Got Your Back! UMD (GYB) is a training program that does just that. It was created by Dori Decker, a health educator at UMD.
According to Meg Poettgen, a peer health educator, GYB is adapted from Step UP! to fit UMD with the goal of bringing awareness to campus.
“If there is awareness around campus, the safer it is,” Poettgen said.
GYB trains its audience on how to intervene in situations that look unsafe or questionable. They touch on all sorts of scenarios and topics, though the emphasis is on sexual assault.
A GYB presentation lasts about an hour to an hour and a half. They are given in and outside of classes. A presentation covers all the different types of intervention, the steps to intervene and the strategies for intervening.
“When it is for a class they’re there because they are required to be there, so it can be interesting trying to get them to open up when they’re not choosing to be there,” Poettgen said.
That is one reason why GYB is going to try to expand this year and give more presentations.
“There seems to be this slow but sure cultural change happening,” peer health educator Anna Spielmann said. “People are getting fed up with rape culture.”
Poettgen talks about how she is hoping to change up the program as well.
“GYB is so intense, it’s a lot of information thrown at you in an hour,” Poettgen said.
She would like to have a base presentation and then work into workshops where people can practice those skills that they’re learning and role play.
“Sometimes it’s just stepping into the situation…it’s not always about an emergency, it’s just about being a friend to the people around you,” Spielmann said. “That’s what it comes down to.”
GYB also touches on what to do if you have been sexually assaulted and other things to remember as well.
“If you feel like you were assaulted, you were,” Poettgen said.
Poettgen also quoted Lauretta Perry, a mental health counselor.
“There is a difference between ‘what did we do last night’ and ‘what happened to me last night’.”
“It’s always a sticky situation and that is why we need to be able to talk about it,” Poettgen said.
Poettgen also hopes to have presentations that are specifically geared towards certain student organizations and professors as well.

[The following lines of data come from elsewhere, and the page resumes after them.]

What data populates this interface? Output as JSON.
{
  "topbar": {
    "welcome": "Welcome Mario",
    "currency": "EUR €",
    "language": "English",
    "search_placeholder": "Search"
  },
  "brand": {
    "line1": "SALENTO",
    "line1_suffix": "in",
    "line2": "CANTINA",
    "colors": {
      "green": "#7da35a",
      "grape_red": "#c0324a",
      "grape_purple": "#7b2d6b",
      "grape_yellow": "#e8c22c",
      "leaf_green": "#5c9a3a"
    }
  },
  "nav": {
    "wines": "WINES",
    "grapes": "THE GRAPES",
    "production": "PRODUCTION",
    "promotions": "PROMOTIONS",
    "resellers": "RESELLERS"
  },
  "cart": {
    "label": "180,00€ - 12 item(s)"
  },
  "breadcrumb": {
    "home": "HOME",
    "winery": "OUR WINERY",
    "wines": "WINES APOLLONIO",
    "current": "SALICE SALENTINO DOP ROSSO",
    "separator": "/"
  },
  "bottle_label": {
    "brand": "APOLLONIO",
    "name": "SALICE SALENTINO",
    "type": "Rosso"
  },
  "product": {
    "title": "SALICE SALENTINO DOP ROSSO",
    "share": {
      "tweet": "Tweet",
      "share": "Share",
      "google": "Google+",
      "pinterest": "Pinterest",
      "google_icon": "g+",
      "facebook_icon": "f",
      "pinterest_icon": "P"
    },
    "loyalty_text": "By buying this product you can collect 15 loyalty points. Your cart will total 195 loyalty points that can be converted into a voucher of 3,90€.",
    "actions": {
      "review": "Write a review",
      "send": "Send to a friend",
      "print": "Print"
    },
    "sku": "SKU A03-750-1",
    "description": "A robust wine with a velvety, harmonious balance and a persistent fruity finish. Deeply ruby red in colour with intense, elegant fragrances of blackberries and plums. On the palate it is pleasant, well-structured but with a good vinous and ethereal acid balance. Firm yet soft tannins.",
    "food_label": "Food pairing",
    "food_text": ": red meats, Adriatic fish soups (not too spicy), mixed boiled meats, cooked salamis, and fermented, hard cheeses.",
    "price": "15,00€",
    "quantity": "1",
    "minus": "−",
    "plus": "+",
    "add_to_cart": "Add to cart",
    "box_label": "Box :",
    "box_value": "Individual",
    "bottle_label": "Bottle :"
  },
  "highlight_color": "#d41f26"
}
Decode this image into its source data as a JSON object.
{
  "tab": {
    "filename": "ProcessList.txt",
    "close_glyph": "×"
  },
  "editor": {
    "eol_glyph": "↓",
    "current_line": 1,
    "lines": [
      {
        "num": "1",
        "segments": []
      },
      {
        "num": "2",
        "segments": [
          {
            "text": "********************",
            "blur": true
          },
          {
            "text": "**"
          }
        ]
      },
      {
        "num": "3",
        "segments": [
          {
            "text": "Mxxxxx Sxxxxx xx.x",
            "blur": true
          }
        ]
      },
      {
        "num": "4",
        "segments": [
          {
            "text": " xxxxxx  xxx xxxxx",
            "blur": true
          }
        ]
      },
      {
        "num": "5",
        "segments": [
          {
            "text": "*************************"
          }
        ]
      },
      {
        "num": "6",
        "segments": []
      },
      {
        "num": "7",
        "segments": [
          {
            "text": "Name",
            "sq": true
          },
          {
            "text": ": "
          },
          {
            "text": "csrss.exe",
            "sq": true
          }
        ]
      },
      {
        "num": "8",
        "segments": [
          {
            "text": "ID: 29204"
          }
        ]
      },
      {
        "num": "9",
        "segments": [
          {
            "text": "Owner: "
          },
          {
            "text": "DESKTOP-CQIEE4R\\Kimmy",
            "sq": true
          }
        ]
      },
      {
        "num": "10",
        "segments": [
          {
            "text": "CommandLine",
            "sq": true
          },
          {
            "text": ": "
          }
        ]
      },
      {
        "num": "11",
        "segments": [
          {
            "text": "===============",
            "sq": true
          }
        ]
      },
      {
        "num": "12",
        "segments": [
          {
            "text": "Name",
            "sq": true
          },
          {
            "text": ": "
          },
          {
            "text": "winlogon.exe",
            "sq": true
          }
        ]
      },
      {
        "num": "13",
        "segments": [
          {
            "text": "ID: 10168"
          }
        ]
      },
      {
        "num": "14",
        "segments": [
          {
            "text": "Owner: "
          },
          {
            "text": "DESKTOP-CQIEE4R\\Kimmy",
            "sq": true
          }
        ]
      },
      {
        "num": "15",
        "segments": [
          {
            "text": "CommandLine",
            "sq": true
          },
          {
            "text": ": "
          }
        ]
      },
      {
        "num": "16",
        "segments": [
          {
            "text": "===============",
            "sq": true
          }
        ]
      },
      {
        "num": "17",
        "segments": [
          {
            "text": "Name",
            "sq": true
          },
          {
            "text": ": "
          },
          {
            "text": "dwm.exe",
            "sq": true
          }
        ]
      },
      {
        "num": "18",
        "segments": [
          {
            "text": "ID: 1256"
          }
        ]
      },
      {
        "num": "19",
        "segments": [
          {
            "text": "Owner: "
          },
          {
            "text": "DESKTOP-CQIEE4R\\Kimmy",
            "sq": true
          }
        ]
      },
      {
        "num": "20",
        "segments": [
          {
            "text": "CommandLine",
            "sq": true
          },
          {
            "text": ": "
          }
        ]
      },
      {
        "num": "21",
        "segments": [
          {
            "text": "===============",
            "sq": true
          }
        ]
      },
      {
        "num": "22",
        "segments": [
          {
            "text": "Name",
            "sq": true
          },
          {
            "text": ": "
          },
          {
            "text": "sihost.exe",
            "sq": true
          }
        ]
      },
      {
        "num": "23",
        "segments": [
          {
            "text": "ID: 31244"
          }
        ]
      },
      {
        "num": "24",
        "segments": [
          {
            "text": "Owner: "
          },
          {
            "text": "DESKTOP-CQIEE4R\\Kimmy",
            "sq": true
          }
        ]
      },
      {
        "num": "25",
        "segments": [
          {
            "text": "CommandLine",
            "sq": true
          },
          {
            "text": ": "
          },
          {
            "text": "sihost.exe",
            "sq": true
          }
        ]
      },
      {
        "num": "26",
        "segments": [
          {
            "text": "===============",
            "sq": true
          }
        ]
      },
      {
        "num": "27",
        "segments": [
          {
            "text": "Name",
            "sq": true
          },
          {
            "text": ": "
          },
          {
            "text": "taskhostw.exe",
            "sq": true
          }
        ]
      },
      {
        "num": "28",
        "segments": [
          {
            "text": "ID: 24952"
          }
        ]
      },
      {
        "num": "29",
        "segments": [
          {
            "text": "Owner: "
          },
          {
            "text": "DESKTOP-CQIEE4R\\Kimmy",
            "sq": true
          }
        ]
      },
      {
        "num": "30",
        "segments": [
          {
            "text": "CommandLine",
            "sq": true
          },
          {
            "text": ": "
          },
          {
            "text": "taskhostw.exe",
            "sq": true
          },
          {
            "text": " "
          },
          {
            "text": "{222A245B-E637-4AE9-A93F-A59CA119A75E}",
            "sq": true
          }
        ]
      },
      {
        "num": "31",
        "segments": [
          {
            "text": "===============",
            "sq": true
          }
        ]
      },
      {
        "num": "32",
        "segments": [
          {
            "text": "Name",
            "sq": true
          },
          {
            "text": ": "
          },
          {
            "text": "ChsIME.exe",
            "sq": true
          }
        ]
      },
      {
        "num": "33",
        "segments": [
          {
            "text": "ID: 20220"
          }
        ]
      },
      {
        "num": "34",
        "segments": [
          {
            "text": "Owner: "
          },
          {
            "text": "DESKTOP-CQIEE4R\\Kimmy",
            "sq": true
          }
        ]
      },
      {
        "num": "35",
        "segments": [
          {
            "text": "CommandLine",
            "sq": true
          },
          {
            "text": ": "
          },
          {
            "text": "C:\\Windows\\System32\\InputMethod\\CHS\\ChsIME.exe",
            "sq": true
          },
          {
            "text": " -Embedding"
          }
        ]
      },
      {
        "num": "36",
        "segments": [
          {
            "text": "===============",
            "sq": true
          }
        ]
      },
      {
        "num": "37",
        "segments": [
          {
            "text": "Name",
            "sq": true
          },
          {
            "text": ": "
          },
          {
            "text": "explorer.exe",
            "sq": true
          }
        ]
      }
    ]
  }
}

Spielmann points out that some exposure to bystander intervention is better than none.
“If you can’t change a situation, that’s not something you should feel guilty about. Just do what you can,” Spielmann said.